_Work order_.
Across the listing below, state how many lines hold the string "Expected"; write nothing but that number.

_Dataset records_.
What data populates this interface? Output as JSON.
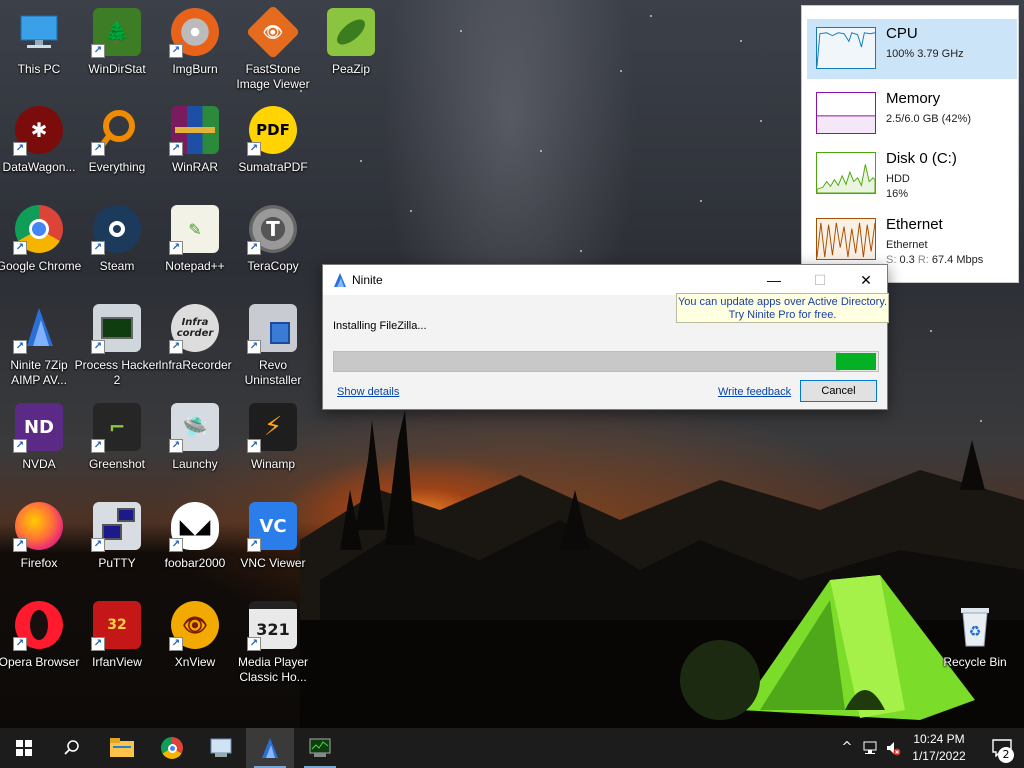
{
  "desktop": {
    "icons": [
      {
        "label": "This PC",
        "icon": "this-pc-icon"
      },
      {
        "label": "WinDirStat",
        "icon": "windirstat-icon"
      },
      {
        "label": "ImgBurn",
        "icon": "imgburn-icon"
      },
      {
        "label": "FastStone Image Viewer",
        "icon": "faststone-icon"
      },
      {
        "label": "PeaZip",
        "icon": "peazip-icon"
      },
      {
        "label": "DataWagon...",
        "icon": "datawagon-icon"
      },
      {
        "label": "Everything",
        "icon": "everything-icon"
      },
      {
        "label": "WinRAR",
        "icon": "winrar-icon"
      },
      {
        "label": "SumatraPDF",
        "icon": "sumatrapdf-icon"
      },
      {
        "label": "Google Chrome",
        "icon": "chrome-icon"
      },
      {
        "label": "Steam",
        "icon": "steam-icon"
      },
      {
        "label": "Notepad++",
        "icon": "notepadpp-icon"
      },
      {
        "label": "TeraCopy",
        "icon": "teracopy-icon"
      },
      {
        "label": "Ninite 7Zip AIMP AV...",
        "icon": "ninite-icon"
      },
      {
        "label": "Process Hacker 2",
        "icon": "process-hacker-icon"
      },
      {
        "label": "InfraRecorder",
        "icon": "infrarecorder-icon"
      },
      {
        "label": "Revo Uninstaller",
        "icon": "revo-icon"
      },
      {
        "label": "NVDA",
        "icon": "nvda-icon"
      },
      {
        "label": "Greenshot",
        "icon": "greenshot-icon"
      },
      {
        "label": "Launchy",
        "icon": "launchy-icon"
      },
      {
        "label": "Winamp",
        "icon": "winamp-icon"
      },
      {
        "label": "Firefox",
        "icon": "firefox-icon"
      },
      {
        "label": "PuTTY",
        "icon": "putty-icon"
      },
      {
        "label": "foobar2000",
        "icon": "foobar-icon"
      },
      {
        "label": "VNC Viewer",
        "icon": "vnc-icon"
      },
      {
        "label": "Opera Browser",
        "icon": "opera-icon"
      },
      {
        "label": "IrfanView",
        "icon": "irfanview-icon"
      },
      {
        "label": "XnView",
        "icon": "xnview-icon"
      },
      {
        "label": "Media Player Classic Ho...",
        "icon": "mpc-icon"
      },
      {
        "label": "Recycle Bin",
        "icon": "recycle-bin-icon"
      }
    ],
    "icon_glyphs": {
      "sumatra": "PDF",
      "teracopy": "T",
      "irfan": "32",
      "mpc": "321",
      "vnc": "VC",
      "nvda": "ND",
      "infrarecorder": "Infra corder"
    }
  },
  "perf_widget": {
    "cpu": {
      "title": "CPU",
      "detail": "100% 3.79 GHz",
      "color": "#117dbb"
    },
    "memory": {
      "title": "Memory",
      "detail": "2.5/6.0 GB (42%)",
      "color": "#8b12ae"
    },
    "disk": {
      "title": "Disk 0 (C:)",
      "type": "HDD",
      "detail": "16%",
      "color": "#4da60c"
    },
    "ethernet": {
      "title": "Ethernet",
      "name": "Ethernet",
      "send_label": "S:",
      "send": "0.3",
      "recv_label": "R:",
      "recv": "67.4 Mbps",
      "color": "#a74f01"
    }
  },
  "ninite": {
    "title": "Ninite",
    "promo_line1": "You can update apps over Active Directory.",
    "promo_line2": "Try Ninite Pro for free.",
    "status": "Installing FileZilla...",
    "show_details": "Show details",
    "write_feedback": "Write feedback",
    "cancel": "Cancel",
    "minimize_glyph": "—",
    "maximize_glyph": "☐",
    "close_glyph": "✕"
  },
  "taskbar": {
    "start_icon": "windows-logo-icon",
    "search_icon": "search-icon",
    "pinned": [
      "file-explorer-icon",
      "chrome-icon",
      "control-panel-icon",
      "ninite-icon",
      "process-hacker-icon"
    ],
    "tray": {
      "chevron_glyph": "^",
      "time": "10:24 PM",
      "date": "1/17/2022",
      "notification_count": "2"
    }
  }
}
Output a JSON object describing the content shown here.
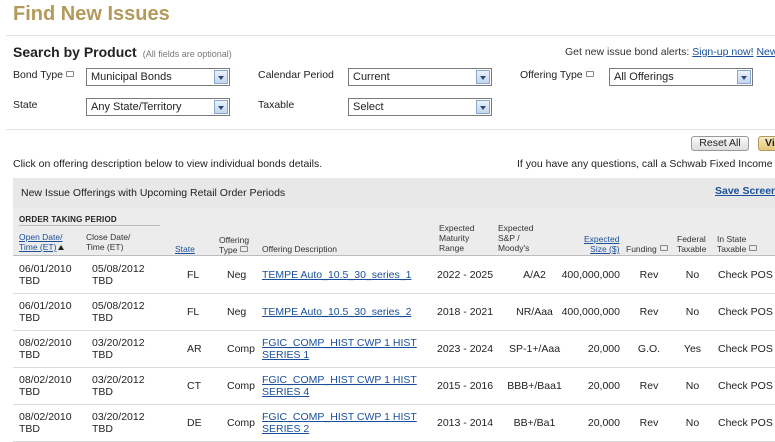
{
  "page_title": "Find New Issues",
  "search": {
    "heading": "Search by Product",
    "note": "(All fields are optional)",
    "alerts_text": "Get new issue bond alerts:",
    "alerts_link": "Sign-up now!",
    "alerts_new": "New"
  },
  "filters": {
    "bond_type": {
      "label": "Bond Type",
      "value": "Municipal Bonds"
    },
    "calendar_period": {
      "label": "Calendar Period",
      "value": "Current"
    },
    "offering_type": {
      "label": "Offering Type",
      "value": "All Offerings"
    },
    "state": {
      "label": "State",
      "value": "Any State/Territory"
    },
    "taxable": {
      "label": "Taxable",
      "value": "Select"
    }
  },
  "buttons": {
    "reset_all": "Reset All",
    "view": "Vi"
  },
  "click_note": "Click on offering description below to view individual bonds details.",
  "questions_note": "If you have any questions, call a Schwab Fixed Income Spe",
  "results": {
    "title": "New Issue Offerings with Upcoming Retail Order Periods",
    "save_link": "Save Screen"
  },
  "columns": {
    "order_taking_period": "ORDER TAKING PERIOD",
    "open_date_1": "Open Date/",
    "open_date_2": "Time (ET)",
    "close_date_1": "Close Date/",
    "close_date_2": "Time (ET)",
    "state": "State",
    "offering_type_1": "Offering",
    "offering_type_2": "Type",
    "offering_description": "Offering Description",
    "maturity_1": "Expected",
    "maturity_2": "Maturity",
    "maturity_3": "Range",
    "rating_1": "Expected",
    "rating_2": "S&P /",
    "rating_3": "Moody's",
    "size_1": "Expected",
    "size_2": "Size ($)",
    "funding": "Funding",
    "federal_1": "Federal",
    "federal_2": "Taxable",
    "instate_1": "In State",
    "instate_2": "Taxable"
  },
  "rows": [
    {
      "open_date": "06/01/2010",
      "open_time": "TBD",
      "close_date": "05/08/2012",
      "close_time": "TBD",
      "state": "FL",
      "offering_type": "Neg",
      "desc_1": "TEMPE Auto_10.5_30_series_1",
      "desc_2": "",
      "maturity": "2022 - 2025",
      "rating": "A/A2",
      "size": "400,000,000",
      "funding": "Rev",
      "federal_taxable": "No",
      "in_state": "Check POS"
    },
    {
      "open_date": "06/01/2010",
      "open_time": "TBD",
      "close_date": "05/08/2012",
      "close_time": "TBD",
      "state": "FL",
      "offering_type": "Neg",
      "desc_1": "TEMPE Auto_10.5_30_series_2",
      "desc_2": "",
      "maturity": "2018 - 2021",
      "rating": "NR/Aaa",
      "size": "400,000,000",
      "funding": "Rev",
      "federal_taxable": "No",
      "in_state": "Check POS"
    },
    {
      "open_date": "08/02/2010",
      "open_time": "TBD",
      "close_date": "03/20/2012",
      "close_time": "TBD",
      "state": "AR",
      "offering_type": "Comp",
      "desc_1": "FGIC_COMP_HIST CWP 1 HIST",
      "desc_2": "SERIES 1",
      "maturity": "2023 - 2024",
      "rating": "SP-1+/Aaa",
      "size": "20,000",
      "funding": "G.O.",
      "federal_taxable": "Yes",
      "in_state": "Check POS"
    },
    {
      "open_date": "08/02/2010",
      "open_time": "TBD",
      "close_date": "03/20/2012",
      "close_time": "TBD",
      "state": "CT",
      "offering_type": "Comp",
      "desc_1": "FGIC_COMP_HIST CWP 1 HIST",
      "desc_2": "SERIES 4",
      "maturity": "2015 - 2016",
      "rating": "BBB+/Baa1",
      "size": "20,000",
      "funding": "Rev",
      "federal_taxable": "No",
      "in_state": "Check POS"
    },
    {
      "open_date": "08/02/2010",
      "open_time": "TBD",
      "close_date": "03/20/2012",
      "close_time": "TBD",
      "state": "DE",
      "offering_type": "Comp",
      "desc_1": "FGIC_COMP_HIST CWP 1 HIST",
      "desc_2": "SERIES 2",
      "maturity": "2013 - 2014",
      "rating": "BB+/Ba1",
      "size": "20,000",
      "funding": "Rev",
      "federal_taxable": "No",
      "in_state": "Check POS"
    }
  ]
}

_Result below_.
3